Today I spent time doing something I rarely do these days. I browsed in a bookshop and left with three books purchased with a book voucher. Why don't I go into bookshops regularly like I once did? What thoughts went through my mind as I looked at the books?
Why I don't go into bookshops regularly
When I was younger I often spent time browsing in bookshops, both those selling new books and ones that stocked second hand reading material. At garage sales my attention would be drawn to the boxes of discarded books and I would often leave with several.
I used to own lots of books, some of which I never read. It was important to me to have bookcases of novels and books about history, poetry, travel, cookery, craft and writing. I recall being excited when a friend gave me two or three boxes of books when she was moving house.
Then I got caught up in the decluttering philosophy and started parting with books I was never going to read. There were books I had enjoyed but couldn't imagine rereading so I gave them away. I then rarely bought additional books but made greater use of the library.
Memories of buying books
I recall often going into a secondhand book store as a child when Mum and I went to Adelaide. It was tucked away in a side street and I found it a very exciting place to go. Mum and I both loved books.
Dad valued books too and he regularly bought books about other countries. We had a bookcase that reached the ceiling in our lounge room. The glass doors kept dust off our precious books.
When I left high school and went to university I loved looking at new books in Adelaide's bookshops. I have always loved the smell
of a new book. I recall buying books on ancient history, geography, poetry and craft. I also collected a set of craft magazines through the local newsagents. In the end I only did a few of the many crafts featured in these magazines.
These days I borrow numerous books and other media from libraries. I usually patronise my local library but get a thrill from checking out libraries in other areas. I love having access to so much material for free. It is a bonus that I don't have to store and dust large numbers of books.
Things change so quickly these days that non fiction books can be out of date by the time they hit the shelves. We have changed the way we get our information with the internet playing a big part. I still love to hold
a book but I don't desire to own large numbers any more. (Just as well because my current house is quite small.)
What should I buy?

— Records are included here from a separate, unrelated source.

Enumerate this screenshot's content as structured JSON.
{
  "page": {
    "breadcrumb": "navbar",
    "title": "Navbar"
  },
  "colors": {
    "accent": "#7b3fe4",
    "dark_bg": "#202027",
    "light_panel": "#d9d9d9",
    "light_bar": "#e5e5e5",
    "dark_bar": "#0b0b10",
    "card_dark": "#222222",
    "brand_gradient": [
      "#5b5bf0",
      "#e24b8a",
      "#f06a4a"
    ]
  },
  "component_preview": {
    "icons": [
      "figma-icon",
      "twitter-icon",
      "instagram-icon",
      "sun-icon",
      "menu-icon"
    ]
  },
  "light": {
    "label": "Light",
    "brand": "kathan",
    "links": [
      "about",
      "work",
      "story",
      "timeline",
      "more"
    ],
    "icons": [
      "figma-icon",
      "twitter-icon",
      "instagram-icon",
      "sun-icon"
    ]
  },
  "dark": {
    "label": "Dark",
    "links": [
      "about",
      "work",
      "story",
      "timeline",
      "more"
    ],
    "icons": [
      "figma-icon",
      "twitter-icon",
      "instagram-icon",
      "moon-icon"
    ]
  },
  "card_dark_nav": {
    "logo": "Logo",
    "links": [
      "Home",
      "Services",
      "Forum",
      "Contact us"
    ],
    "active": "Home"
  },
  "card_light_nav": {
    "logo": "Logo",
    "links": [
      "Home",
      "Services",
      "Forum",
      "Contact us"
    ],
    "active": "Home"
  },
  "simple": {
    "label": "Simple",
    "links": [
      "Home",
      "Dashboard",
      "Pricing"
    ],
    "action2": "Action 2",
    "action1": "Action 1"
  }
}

The bookshop contained a mixture of new and secondhand books and magazines. There were five rooms so there was quite a choice. I was limited for time as I wanted to catch a bus home. In a way it was good to have a time limit. As I don't regularly buy books it seemed important to use my voucher wisely and I could have spent all afternoon there and still
not have made a decision.
I looked at the poetry books but decided not to buy one. Then I browsed the humour section and almost
made a decision but changed my mind.
I spent a long time perusing books on writing and the correct use of language. Most of the books were secondhand so I was cautious as I didn't want to get something out of date. I pounced on a book about words that rhyme but when I looked through it I couldn't picture myself referring to it regularly when composing poetry. Then I found another book on the same topic which I decided to get.
I found a book on punctuation which I felt I would make good use of. Looking at my watch, I realised I needed to make a quick decision and get to the bus stop. A bargain priced new book about buying vintage appealed and I scooped it up and made my way to the counter.
Once I was on the bus I had time to take a better look at my purchases and was pleased with all three. I was excited to find the new book had been reduced by 50%.
I had time to reflect how books have been important to me all my life but now I borrow from the library rather than buy. Many things change very quickly now so this needs to be kept in mind when purchasing non fiction books. Like many people, these days I am more conscious of what I buy and keep in my house.
Many of my interests are the same as in decades gone past. Some are different, reflecting current trends. Many of the books I borrow from the library are about decluttering, mindfulness, looking after yourself, saving money and other topics which were not written about when I was young.
I really enjoyed my time in the bookshop and am pleased with the books I came away with. Now I just need to resist the temptation to return to buy more books when I have done a good job of decluttering over the past few years. Of course some people wouldn't think books can be clutter. It's tempting.